"The implications of having an undercover officer not just inside the detective squad, but as Batista's commanding officer, are enormous," the papers state.

A blogger at The South Chicagoan discusses lawsuits filed by Latinos about racial profiling by law enforcement officers all across the country. Among those filing lawsuits are Latino officers who work for police departments in Denver and New Jersey.

(excerpt, South Chicagoan)

The lawsuit supported by the National Latino Peace Officers Association includes as its evidence a training tape used back in the late 1970s – about the time when the current police leadership were mere rookies at the Police Academy.

THAT TAPE DEPICTS an officer shouting various ethnic and sexist slurs at police trainees. Supporters of the police say such training is meant to get prospective police officers used to the idea of hostile people calling them names in public, and to develop the discipline to focus on their jobs.

But critics contend it gave the white trainees of that era the impression that such slurs were appropriate when thinking of their Latino colleagues.

Now some might think the key is to get more Latinos into law enforcement. More Hispanic patrolmen means Latinos working their way up the ranks into police management. In theory, it sounds nice. In fact, officials in Salem, Mass., announced this week they would try to double the number of Hispanic officers on their police department.

But then, there is the lawsuit filed earlier this week in New Jersey, contending that the state police has practices in place that make it extremely difficult for anyone of Hispanic ethnic background to be promoted beyond the rank of sergeant.

THE LAWSUIT CONTENDS that procedures are meant to protect the interests of a white hierarchy that runs the state police department.

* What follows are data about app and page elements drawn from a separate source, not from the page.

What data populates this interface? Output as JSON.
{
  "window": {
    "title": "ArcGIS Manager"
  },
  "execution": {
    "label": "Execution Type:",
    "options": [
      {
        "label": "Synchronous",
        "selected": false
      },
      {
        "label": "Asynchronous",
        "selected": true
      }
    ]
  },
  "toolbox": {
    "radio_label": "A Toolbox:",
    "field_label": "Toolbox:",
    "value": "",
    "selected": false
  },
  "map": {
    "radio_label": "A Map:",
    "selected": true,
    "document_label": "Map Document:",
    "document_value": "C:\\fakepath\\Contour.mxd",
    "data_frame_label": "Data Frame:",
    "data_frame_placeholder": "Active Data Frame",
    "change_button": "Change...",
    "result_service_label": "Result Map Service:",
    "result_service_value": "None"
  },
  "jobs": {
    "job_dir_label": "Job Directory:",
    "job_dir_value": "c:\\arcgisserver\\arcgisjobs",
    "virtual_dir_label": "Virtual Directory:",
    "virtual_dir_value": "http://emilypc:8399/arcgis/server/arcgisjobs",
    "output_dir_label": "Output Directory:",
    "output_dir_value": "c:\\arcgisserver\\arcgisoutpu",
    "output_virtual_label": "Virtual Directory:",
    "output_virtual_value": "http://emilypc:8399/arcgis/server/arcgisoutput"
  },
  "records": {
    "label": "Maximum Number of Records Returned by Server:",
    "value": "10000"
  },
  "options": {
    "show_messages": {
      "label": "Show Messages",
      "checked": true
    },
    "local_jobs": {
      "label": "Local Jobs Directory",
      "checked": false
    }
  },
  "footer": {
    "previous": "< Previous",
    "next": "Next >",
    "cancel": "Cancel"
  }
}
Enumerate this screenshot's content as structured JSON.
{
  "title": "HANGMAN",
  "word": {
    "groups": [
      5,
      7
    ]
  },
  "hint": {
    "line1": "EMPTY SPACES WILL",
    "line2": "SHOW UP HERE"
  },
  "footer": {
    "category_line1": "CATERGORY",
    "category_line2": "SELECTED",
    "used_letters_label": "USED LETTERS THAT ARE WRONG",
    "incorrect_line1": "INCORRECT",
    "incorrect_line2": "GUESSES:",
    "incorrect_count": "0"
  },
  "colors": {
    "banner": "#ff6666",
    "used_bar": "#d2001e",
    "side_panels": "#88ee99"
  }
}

Promotions are, “an arbitrary, antiquated and subjective process that is skewed in favor of male Caucasians,” reads the lawsuit, which was filed on behalf of two dozen former state troopers.

Members of St. Louis' police board are left on the defensive.

Is there hope for reform in the Connecticut State Police Agency? Yes, because of one man some people have said.

In Haddonfield, New Jersey, the state court ruled that a police officer in that city experienced harassment because he is Jewish.

(excerpt, Philadelphia Inquirer)

In its opinion, the court asserted for the first time that the standard for demonstrating religious-based harassment was the same as for sexual and racial discrimination in the workplace.

The officer, Jason Cutler, sued after a fellow officer made a comment in 1999 about "those dirty Jews."

His lawsuit went on to describe a number of other incidents, such as a superior officer telling him "Jews make all the money," and the former police chief asking him why he didn't have a "big Jew . . . nose."

"One would not have to be thin-skinned to perceive these comments as hostile to persons of Jewish faith," the court wrote in its opinion.

A federal lawsuit filed in Arkansas alleges that one of its law enforcement agencies has been conducting illegal searches.

Is El Nino returning?

Labels: , , , , , ,


Post a Comment

<< Home

Newer›  ‹Older